Vendors, retailers and analysts are downplaying Katrina’s long-term effect on CE sales as the industry heads into the all-important holiday selling season.
Notwithstanding the storm’s catastrophic impact on local independent dealers, national chains will be largely unaffected by the disaster, analysts argue, given the insignificant percentage of stores located in disaster areas.
Moreover, pent-up demand for flat-panel TV, coupled with sharp price declines, should easily carry the industry through the fourth quarter, according to retailers and suppliers.
The greatest consequence of Katrina will likely be higher gas prices, which could boost freight costs for manufacturers and retailers, and curtail discretionary spending by consumers, particularly among lower income groups, analysts say.
So far, that hasn’t happened. Despite higher fuel prices and the fallout from Katrina, chain store volume was up 3.8 percent year-over-year for the week ending Sept. 3, according to the International Council of Shopping Centers (ICSC), as shoppers responded to back-to-school and Labor Day sales.
Custom installers and other suppliers attending this month’s CEDIA Expo also expressed confidence that their high-income customer base would be unaffected by the high cost of gasoline and home heating fuel.
Richard Glikes, executive director of the Home Theater Specialists of America buying group (HTSA), noted that his members had yet to experience any repercussions. August was a good month, he said, and the start of the football season, plus modest price moves, has jump-started HDTV sales, particularly in LCD and plasma.
“I still think that this will be the biggest year ever in consumer electronics,” Glikes said. “The effect of Katrina and higher energy costs will be on the cost of goods and the ability for us to move goods. I don’t think it will affect sales since there is plenty of pent-up demand. Sales for LCD-TVs are up for us in the heavy double digits, and in certain cases speaker sales have doubled this year.”
Steve McNally, Sharp CEG’s A/V sales senior VP, agreed. “The market was stretched for merchandise before Katrina, and [nationwide] demand is still strong,” he said. “There has been pricing pressure, but our business has been very strong. Our estimates on this year’s HDTV business were more bullish than CEA’s, and we have high growth over those aggressive projections.”
While Panasonic’s product and marketing senior VP John Iacoviello said it is too soon to assess Katrina’s full impact, “Certain major accounts say that there are fewer consumer visits recently, but that consumers are buying more.
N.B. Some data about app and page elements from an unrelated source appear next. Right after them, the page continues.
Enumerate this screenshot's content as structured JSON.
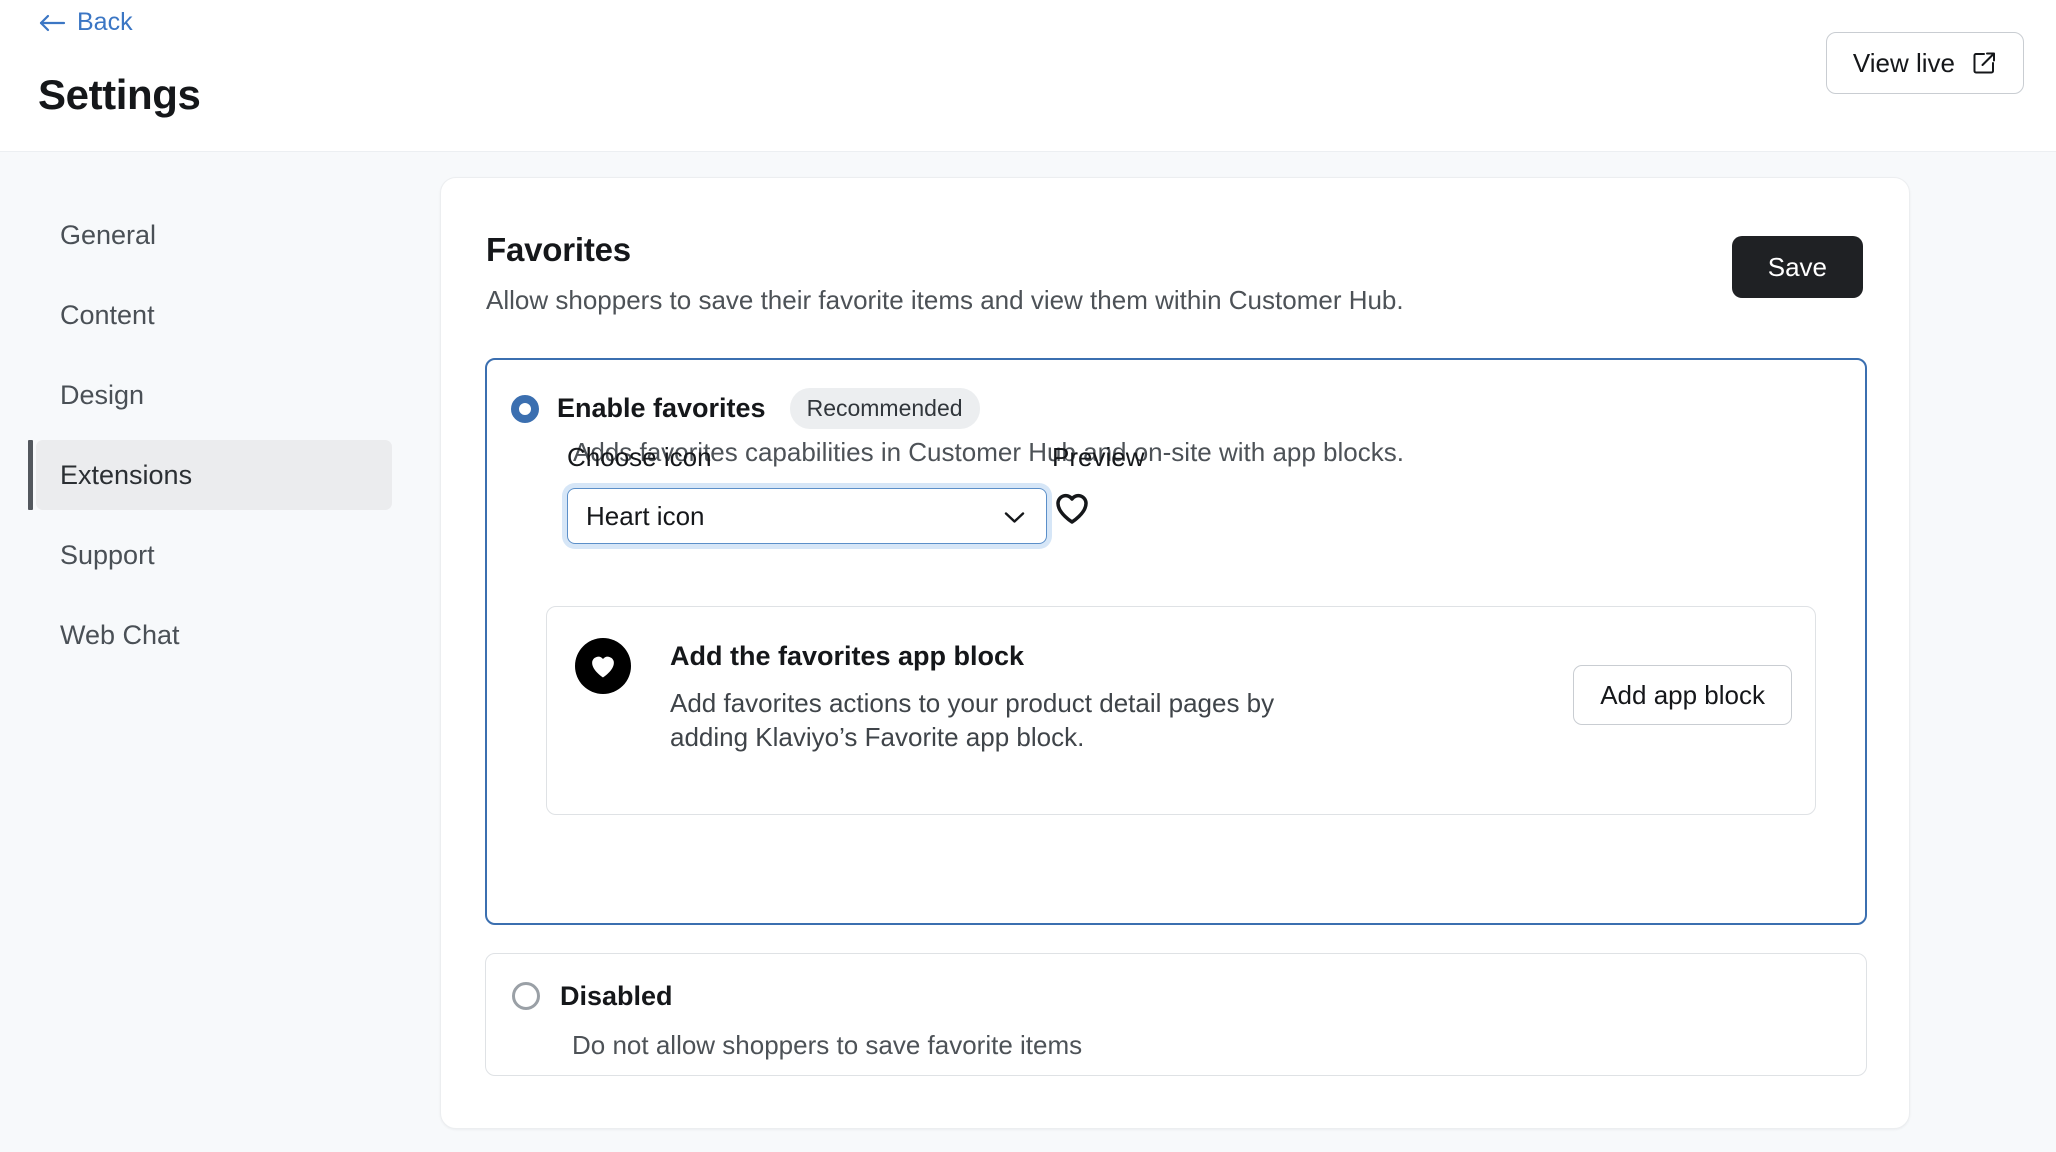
{
  "header": {
    "back_label": "Back",
    "back_icon": "arrow-left-icon",
    "title": "Settings",
    "view_live_label": "View live",
    "view_live_icon": "external-link-icon"
  },
  "sidebar": {
    "items": [
      {
        "label": "General",
        "active": false
      },
      {
        "label": "Content",
        "active": false
      },
      {
        "label": "Design",
        "active": false
      },
      {
        "label": "Extensions",
        "active": true
      },
      {
        "label": "Support",
        "active": false
      },
      {
        "label": "Web Chat",
        "active": false
      }
    ]
  },
  "card": {
    "title": "Favorites",
    "subtitle": "Allow shoppers to save their favorite items and view them within Customer Hub.",
    "save_label": "Save"
  },
  "enable_option": {
    "selected": true,
    "title": "Enable favorites",
    "badge": "Recommended",
    "description": "Adds favorites capabilities in Customer Hub and on-site with app blocks.",
    "icon_field_label": "Choose icon",
    "icon_select_value": "Heart icon",
    "icon_select_chevron": "chevron-down-icon",
    "preview_label": "Preview",
    "preview_icon": "heart-outline-icon",
    "app_block": {
      "icon": "heart-filled-circle-icon",
      "title": "Add the favorites app block",
      "description": "Add favorites actions to your product detail pages by adding Klaviyo’s Favorite app block.",
      "button_label": "Add app block"
    }
  },
  "disabled_option": {
    "selected": false,
    "title": "Disabled",
    "description": "Do not allow shoppers to save favorite items"
  },
  "colors": {
    "accent_blue": "#3b6fb0",
    "link_blue": "#3b76c4",
    "dark": "#1f2124",
    "page_bg": "#f7f9fb"
  }
}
As for general CE market trends, flat-panel sales have been very strong and so have DVD recorders, and we expect that for the balance of the year.”
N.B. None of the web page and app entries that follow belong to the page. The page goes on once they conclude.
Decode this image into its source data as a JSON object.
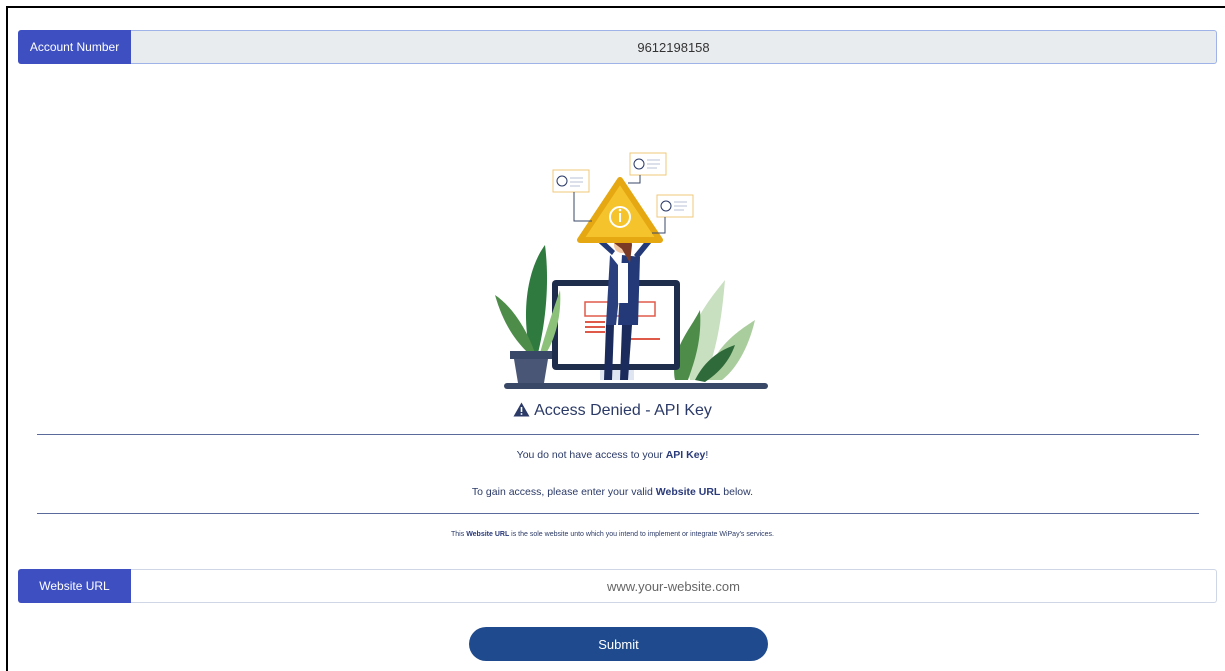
{
  "account": {
    "label": "Account Number",
    "value": "9612198158"
  },
  "notice": {
    "title": "Access Denied - API Key",
    "icon": "warning-triangle-icon",
    "line1_prefix": "You do not have access to your ",
    "line1_bold": "API Key",
    "line1_suffix": "!",
    "line2_prefix": "To gain access, please enter your valid ",
    "line2_bold": "Website URL",
    "line2_suffix": " below.",
    "note_prefix": "This ",
    "note_bold": "Website URL",
    "note_suffix": " is the sole website unto which you intend to implement or integrate WiPay's services."
  },
  "website": {
    "label": "Website URL",
    "placeholder": "www.your-website.com"
  },
  "submit_label": "Submit",
  "colors": {
    "addon_bg": "#3d4fc1",
    "submit_bg": "#1f4b8e",
    "text": "#2b3a67",
    "warning_yellow": "#f5c32c"
  }
}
Not all observers were as certain. Sony’s Stan Glasgow, consumer sales president, noted that “at this point nobody really knows what the effects will be. It is way too early, but there has to be an effect on business.”
Nebraska Furniture Mart’s Jay Buchanan doesn’t think that will be positive. “Oil changes affect everything,” he said. “It increases the cost of doing business. Transportation costs will increase for inventory. [More trucks to the Gulf Coast] means a shortage of trucking and a lack of transportation.”
Fred Towns of New Age Electronics agreed. “Transportation will be affected. There will be a surcharge on fuel. We are presenting to retailers [and] suppliers that we can send product to the store directly and eliminate the need for them to send product to [distribution centers]. Independents are used to free freight charges, but that will go away.”
While retail analyst Dan Wewer of CIBC World Markets pegged the amount of lost sales from affected Best Buy and Circuit City stores at about 1 percent of its total third-quarter volume (and far less for RadioShack), he described Katrina’s impact on fuel costs as “the bigger and universal concern to hardline retailers.”
(In a conference call, Best Buy said the storm’s immediate impact on its business appears to be “immaterial,” but was uncertain how consumers would respond to resulting gas price spikes. Of more immediate concern, said chief financial officer Darren Jackson, is the auto industry’s employee discount promotions, which are siphoning off discretionary dollars.)
Higher gas prices will further constrain consumer spending, particularly on higher margin discretionary items, Wewer predicted, and will compel consumers to increasingly curtail their shopping trips.
According to an ICSC survey, discretionary spending on items including CE is already constrained. A poll of 1,000 households conducted earlier this month found that 59 percent are reducing their spending on non-essential purchases, including electronics.
Yet despite all the fallout, Bob Cole, owner of World Wide Stereo and president of Home Entertainment Source (HES), the custom A/V wing of the BrandSource buying group, predicted at CEDIA that HES sales will top $1 billion this year.